Task statement — Start to finish, print the data below exactly, without the images.

Provided entries —
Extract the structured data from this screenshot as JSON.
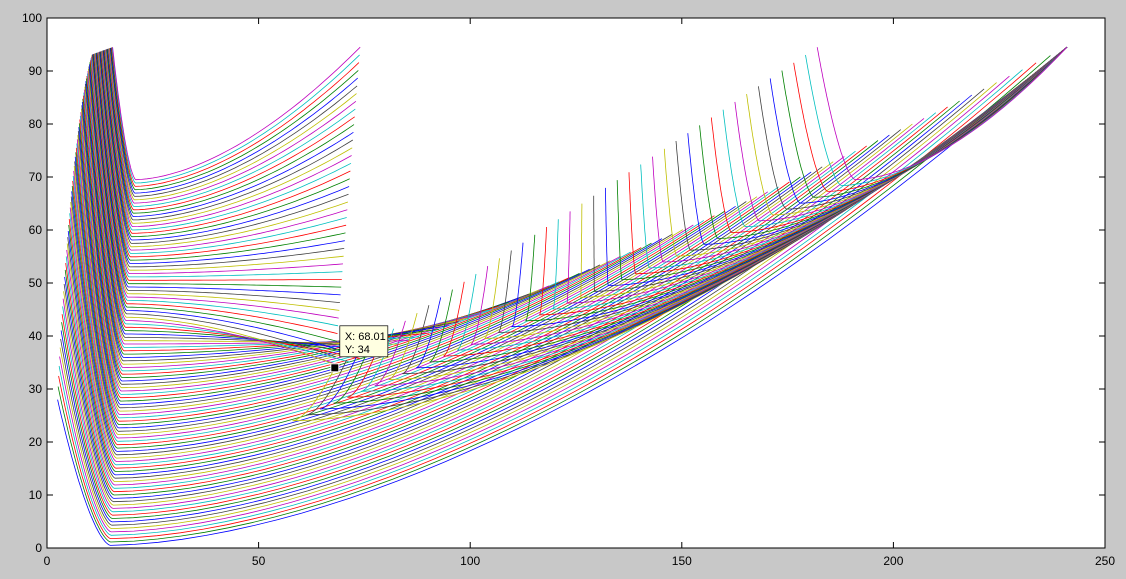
{
  "colors": {
    "figure_background": "#c8c8c8",
    "axes_background": "#ffffff",
    "axes_color": "#000000",
    "series_color_order": [
      "#0000ff",
      "#008000",
      "#ff0000",
      "#00bfbf",
      "#bf00bf",
      "#bfbf00",
      "#404040"
    ]
  },
  "chart_data": {
    "type": "line",
    "title": "",
    "xlabel": "",
    "ylabel": "",
    "xlim": [
      0,
      250
    ],
    "ylim": [
      0,
      100
    ],
    "xticks": [
      0,
      50,
      100,
      150,
      200,
      250
    ],
    "yticks": [
      0,
      10,
      20,
      30,
      40,
      50,
      60,
      70,
      80,
      90,
      100
    ],
    "xtick_labels": [
      "0",
      "50",
      "100",
      "150",
      "200",
      "250"
    ],
    "ytick_labels": [
      "0",
      "10",
      "20",
      "30",
      "40",
      "50",
      "60",
      "70",
      "80",
      "90",
      "100"
    ],
    "grid": false,
    "legend": false,
    "families": [
      {
        "description_free": true,
        "count": 110,
        "vertex_start": [
          15,
          0.5
        ],
        "vertex_end": [
          21,
          69.5
        ],
        "min_y_start": 0.5,
        "min_y_end": 69.5,
        "right_end_start": [
          241,
          94.5
        ],
        "right_end_end": [
          74,
          94.5
        ],
        "left_end_start": [
          2.5,
          94.5
        ],
        "left_end_end": [
          15.5,
          94.5
        ]
      },
      {
        "description_free": true,
        "count": 42,
        "vertex_start": [
          58,
          24
        ],
        "vertex_end": [
          191,
          69.5
        ],
        "right_end": [
          241,
          94.5
        ],
        "left_end_start": [
          68,
          34
        ],
        "left_end_end": [
          182,
          94.5
        ]
      }
    ],
    "datatip": {
      "x": 68.01,
      "y": 34,
      "x_text": "X: 68.01",
      "y_text": "Y: 34"
    }
  }
}
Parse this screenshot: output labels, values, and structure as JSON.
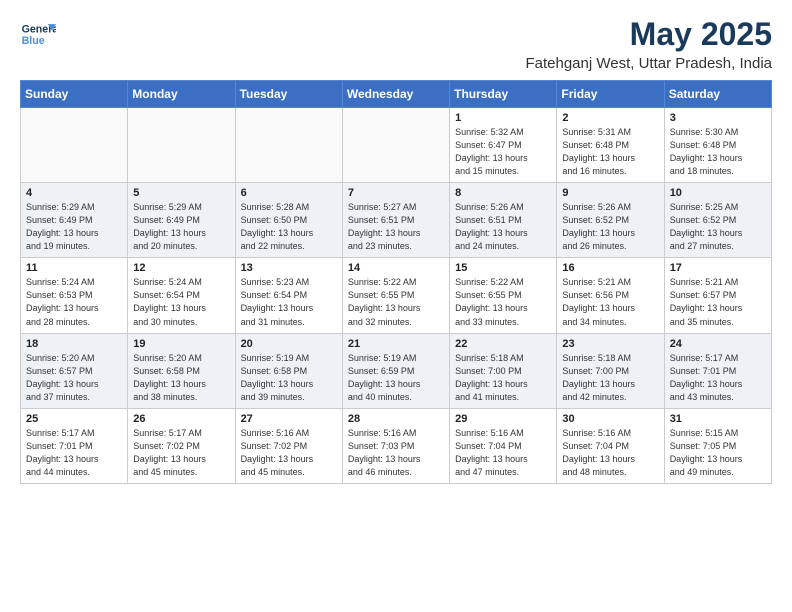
{
  "header": {
    "logo_line1": "General",
    "logo_line2": "Blue",
    "month_year": "May 2025",
    "location": "Fatehganj West, Uttar Pradesh, India"
  },
  "weekdays": [
    "Sunday",
    "Monday",
    "Tuesday",
    "Wednesday",
    "Thursday",
    "Friday",
    "Saturday"
  ],
  "weeks": [
    [
      {
        "day": "",
        "info": ""
      },
      {
        "day": "",
        "info": ""
      },
      {
        "day": "",
        "info": ""
      },
      {
        "day": "",
        "info": ""
      },
      {
        "day": "1",
        "info": "Sunrise: 5:32 AM\nSunset: 6:47 PM\nDaylight: 13 hours\nand 15 minutes."
      },
      {
        "day": "2",
        "info": "Sunrise: 5:31 AM\nSunset: 6:48 PM\nDaylight: 13 hours\nand 16 minutes."
      },
      {
        "day": "3",
        "info": "Sunrise: 5:30 AM\nSunset: 6:48 PM\nDaylight: 13 hours\nand 18 minutes."
      }
    ],
    [
      {
        "day": "4",
        "info": "Sunrise: 5:29 AM\nSunset: 6:49 PM\nDaylight: 13 hours\nand 19 minutes."
      },
      {
        "day": "5",
        "info": "Sunrise: 5:29 AM\nSunset: 6:49 PM\nDaylight: 13 hours\nand 20 minutes."
      },
      {
        "day": "6",
        "info": "Sunrise: 5:28 AM\nSunset: 6:50 PM\nDaylight: 13 hours\nand 22 minutes."
      },
      {
        "day": "7",
        "info": "Sunrise: 5:27 AM\nSunset: 6:51 PM\nDaylight: 13 hours\nand 23 minutes."
      },
      {
        "day": "8",
        "info": "Sunrise: 5:26 AM\nSunset: 6:51 PM\nDaylight: 13 hours\nand 24 minutes."
      },
      {
        "day": "9",
        "info": "Sunrise: 5:26 AM\nSunset: 6:52 PM\nDaylight: 13 hours\nand 26 minutes."
      },
      {
        "day": "10",
        "info": "Sunrise: 5:25 AM\nSunset: 6:52 PM\nDaylight: 13 hours\nand 27 minutes."
      }
    ],
    [
      {
        "day": "11",
        "info": "Sunrise: 5:24 AM\nSunset: 6:53 PM\nDaylight: 13 hours\nand 28 minutes."
      },
      {
        "day": "12",
        "info": "Sunrise: 5:24 AM\nSunset: 6:54 PM\nDaylight: 13 hours\nand 30 minutes."
      },
      {
        "day": "13",
        "info": "Sunrise: 5:23 AM\nSunset: 6:54 PM\nDaylight: 13 hours\nand 31 minutes."
      },
      {
        "day": "14",
        "info": "Sunrise: 5:22 AM\nSunset: 6:55 PM\nDaylight: 13 hours\nand 32 minutes."
      },
      {
        "day": "15",
        "info": "Sunrise: 5:22 AM\nSunset: 6:55 PM\nDaylight: 13 hours\nand 33 minutes."
      },
      {
        "day": "16",
        "info": "Sunrise: 5:21 AM\nSunset: 6:56 PM\nDaylight: 13 hours\nand 34 minutes."
      },
      {
        "day": "17",
        "info": "Sunrise: 5:21 AM\nSunset: 6:57 PM\nDaylight: 13 hours\nand 35 minutes."
      }
    ],
    [
      {
        "day": "18",
        "info": "Sunrise: 5:20 AM\nSunset: 6:57 PM\nDaylight: 13 hours\nand 37 minutes."
      },
      {
        "day": "19",
        "info": "Sunrise: 5:20 AM\nSunset: 6:58 PM\nDaylight: 13 hours\nand 38 minutes."
      },
      {
        "day": "20",
        "info": "Sunrise: 5:19 AM\nSunset: 6:58 PM\nDaylight: 13 hours\nand 39 minutes."
      },
      {
        "day": "21",
        "info": "Sunrise: 5:19 AM\nSunset: 6:59 PM\nDaylight: 13 hours\nand 40 minutes."
      },
      {
        "day": "22",
        "info": "Sunrise: 5:18 AM\nSunset: 7:00 PM\nDaylight: 13 hours\nand 41 minutes."
      },
      {
        "day": "23",
        "info": "Sunrise: 5:18 AM\nSunset: 7:00 PM\nDaylight: 13 hours\nand 42 minutes."
      },
      {
        "day": "24",
        "info": "Sunrise: 5:17 AM\nSunset: 7:01 PM\nDaylight: 13 hours\nand 43 minutes."
      }
    ],
    [
      {
        "day": "25",
        "info": "Sunrise: 5:17 AM\nSunset: 7:01 PM\nDaylight: 13 hours\nand 44 minutes."
      },
      {
        "day": "26",
        "info": "Sunrise: 5:17 AM\nSunset: 7:02 PM\nDaylight: 13 hours\nand 45 minutes."
      },
      {
        "day": "27",
        "info": "Sunrise: 5:16 AM\nSunset: 7:02 PM\nDaylight: 13 hours\nand 45 minutes."
      },
      {
        "day": "28",
        "info": "Sunrise: 5:16 AM\nSunset: 7:03 PM\nDaylight: 13 hours\nand 46 minutes."
      },
      {
        "day": "29",
        "info": "Sunrise: 5:16 AM\nSunset: 7:04 PM\nDaylight: 13 hours\nand 47 minutes."
      },
      {
        "day": "30",
        "info": "Sunrise: 5:16 AM\nSunset: 7:04 PM\nDaylight: 13 hours\nand 48 minutes."
      },
      {
        "day": "31",
        "info": "Sunrise: 5:15 AM\nSunset: 7:05 PM\nDaylight: 13 hours\nand 49 minutes."
      }
    ]
  ]
}
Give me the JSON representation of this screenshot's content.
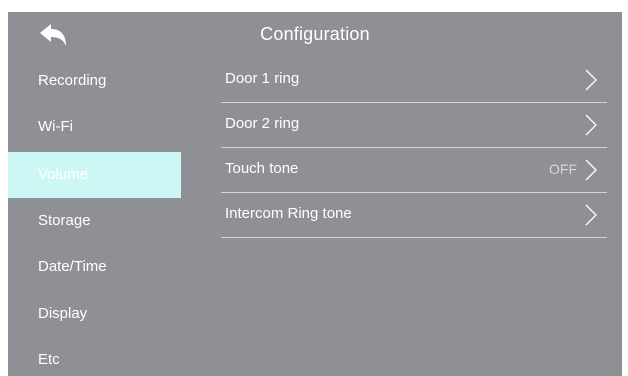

Answer box —
Extract the structured data from this screenshot as JSON.
{
  "colors": {
    "figure_background": "#c8c8c8",
    "axes_background": "#ffffff",
    "axes_color": "#000000",
    "series_color_order": [
      "#0000ff",
      "#008000",
      "#ff0000",
      "#00bfbf",
      "#bf00bf",
      "#bfbf00",
      "#404040"
    ]
  },
  "chart_data": {
    "type": "line",
    "title": "",
    "xlabel": "",
    "ylabel": "",
    "xlim": [
      0,
      250
    ],
    "ylim": [
      0,
      100
    ],
    "xticks": [
      0,
      50,
      100,
      150,
      200,
      250
    ],
    "yticks": [
      0,
      10,
      20,
      30,
      40,
      50,
      60,
      70,
      80,
      90,
      100
    ],
    "xtick_labels": [
      "0",
      "50",
      "100",
      "150",
      "200",
      "250"
    ],
    "ytick_labels": [
      "0",
      "10",
      "20",
      "30",
      "40",
      "50",
      "60",
      "70",
      "80",
      "90",
      "100"
    ],
    "grid": false,
    "legend": false,
    "families": [
      {
        "description_free": true,
        "count": 110,
        "vertex_start": [
          15,
          0.5
        ],
        "vertex_end": [
          21,
          69.5
        ],
        "min_y_start": 0.5,
        "min_y_end": 69.5,
        "right_end_start": [
          241,
          94.5
        ],
        "right_end_end": [
          74,
          94.5
        ],
        "left_end_start": [
          2.5,
          94.5
        ],
        "left_end_end": [
          15.5,
          94.5
        ]
      },
      {
        "description_free": true,
        "count": 42,
        "vertex_start": [
          58,
          24
        ],
        "vertex_end": [
          191,
          69.5
        ],
        "right_end": [
          241,
          94.5
        ],
        "left_end_start": [
          68,
          34
        ],
        "left_end_end": [
          182,
          94.5
        ]
      }
    ],
    "datatip": {
      "x": 68.01,
      "y": 34,
      "x_text": "X: 68.01",
      "y_text": "Y: 34"
    }
  }
}
Parse this screenshot: output labels, values, and structure as JSON.
{
  "header": {
    "logo_line1": "General",
    "logo_line2": "Blue",
    "month_year": "May 2025",
    "location": "Fatehganj West, Uttar Pradesh, India"
  },
  "weekdays": [
    "Sunday",
    "Monday",
    "Tuesday",
    "Wednesday",
    "Thursday",
    "Friday",
    "Saturday"
  ],
  "weeks": [
    [
      {
        "day": "",
        "info": ""
      },
      {
        "day": "",
        "info": ""
      },
      {
        "day": "",
        "info": ""
      },
      {
        "day": "",
        "info": ""
      },
      {
        "day": "1",
        "info": "Sunrise: 5:32 AM\nSunset: 6:47 PM\nDaylight: 13 hours\nand 15 minutes."
      },
      {
        "day": "2",
        "info": "Sunrise: 5:31 AM\nSunset: 6:48 PM\nDaylight: 13 hours\nand 16 minutes."
      },
      {
        "day": "3",
        "info": "Sunrise: 5:30 AM\nSunset: 6:48 PM\nDaylight: 13 hours\nand 18 minutes."
      }
    ],
    [
      {
        "day": "4",
        "info": "Sunrise: 5:29 AM\nSunset: 6:49 PM\nDaylight: 13 hours\nand 19 minutes."
      },
      {
        "day": "5",
        "info": "Sunrise: 5:29 AM\nSunset: 6:49 PM\nDaylight: 13 hours\nand 20 minutes."
      },
      {
        "day": "6",
        "info": "Sunrise: 5:28 AM\nSunset: 6:50 PM\nDaylight: 13 hours\nand 22 minutes."
      },
      {
        "day": "7",
        "info": "Sunrise: 5:27 AM\nSunset: 6:51 PM\nDaylight: 13 hours\nand 23 minutes."
      },
      {
        "day": "8",
        "info": "Sunrise: 5:26 AM\nSunset: 6:51 PM\nDaylight: 13 hours\nand 24 minutes."
      },
      {
        "day": "9",
        "info": "Sunrise: 5:26 AM\nSunset: 6:52 PM\nDaylight: 13 hours\nand 26 minutes."
      },
      {
        "day": "10",
        "info": "Sunrise: 5:25 AM\nSunset: 6:52 PM\nDaylight: 13 hours\nand 27 minutes."
      }
    ],
    [
      {
        "day": "11",
        "info": "Sunrise: 5:24 AM\nSunset: 6:53 PM\nDaylight: 13 hours\nand 28 minutes."
      },
      {
        "day": "12",
        "info": "Sunrise: 5:24 AM\nSunset: 6:54 PM\nDaylight: 13 hours\nand 30 minutes."
      },
      {
        "day": "13",
        "info": "Sunrise: 5:23 AM\nSunset: 6:54 PM\nDaylight: 13 hours\nand 31 minutes."
      },
      {
        "day": "14",
        "info": "Sunrise: 5:22 AM\nSunset: 6:55 PM\nDaylight: 13 hours\nand 32 minutes."
      },
      {
        "day": "15",
        "info": "Sunrise: 5:22 AM\nSunset: 6:55 PM\nDaylight: 13 hours\nand 33 minutes."
      },
      {
        "day": "16",
        "info": "Sunrise: 5:21 AM\nSunset: 6:56 PM\nDaylight: 13 hours\nand 34 minutes."
      },
      {
        "day": "17",
        "info": "Sunrise: 5:21 AM\nSunset: 6:57 PM\nDaylight: 13 hours\nand 35 minutes."
      }
    ],
    [
      {
        "day": "18",
        "info": "Sunrise: 5:20 AM\nSunset: 6:57 PM\nDaylight: 13 hours\nand 37 minutes."
      },
      {
        "day": "19",
        "info": "Sunrise: 5:20 AM\nSunset: 6:58 PM\nDaylight: 13 hours\nand 38 minutes."
      },
      {
        "day": "20",
        "info": "Sunrise: 5:19 AM\nSunset: 6:58 PM\nDaylight: 13 hours\nand 39 minutes."
      },
      {
        "day": "21",
        "info": "Sunrise: 5:19 AM\nSunset: 6:59 PM\nDaylight: 13 hours\nand 40 minutes."
      },
      {
        "day": "22",
        "info": "Sunrise: 5:18 AM\nSunset: 7:00 PM\nDaylight: 13 hours\nand 41 minutes."
      },
      {
        "day": "23",
        "info": "Sunrise: 5:18 AM\nSunset: 7:00 PM\nDaylight: 13 hours\nand 42 minutes."
      },
      {
        "day": "24",
        "info": "Sunrise: 5:17 AM\nSunset: 7:01 PM\nDaylight: 13 hours\nand 43 minutes."
      }
    ],
    [
      {
        "day": "25",
        "info": "Sunrise: 5:17 AM\nSunset: 7:01 PM\nDaylight: 13 hours\nand 44 minutes."
      },
      {
        "day": "26",
        "info": "Sunrise: 5:17 AM\nSunset: 7:02 PM\nDaylight: 13 hours\nand 45 minutes."
      },
      {
        "day": "27",
        "info": "Sunrise: 5:16 AM\nSunset: 7:02 PM\nDaylight: 13 hours\nand 45 minutes."
      },
      {
        "day": "28",
        "info": "Sunrise: 5:16 AM\nSunset: 7:03 PM\nDaylight: 13 hours\nand 46 minutes."
      },
      {
        "day": "29",
        "info": "Sunrise: 5:16 AM\nSunset: 7:04 PM\nDaylight: 13 hours\nand 47 minutes."
      },
      {
        "day": "30",
        "info": "Sunrise: 5:16 AM\nSunset: 7:04 PM\nDaylight: 13 hours\nand 48 minutes."
      },
      {
        "day": "31",
        "info": "Sunrise: 5:15 AM\nSunset: 7:05 PM\nDaylight: 13 hours\nand 49 minutes."
      }
    ]
  ]
}
Give me the JSON representation of this screenshot's content.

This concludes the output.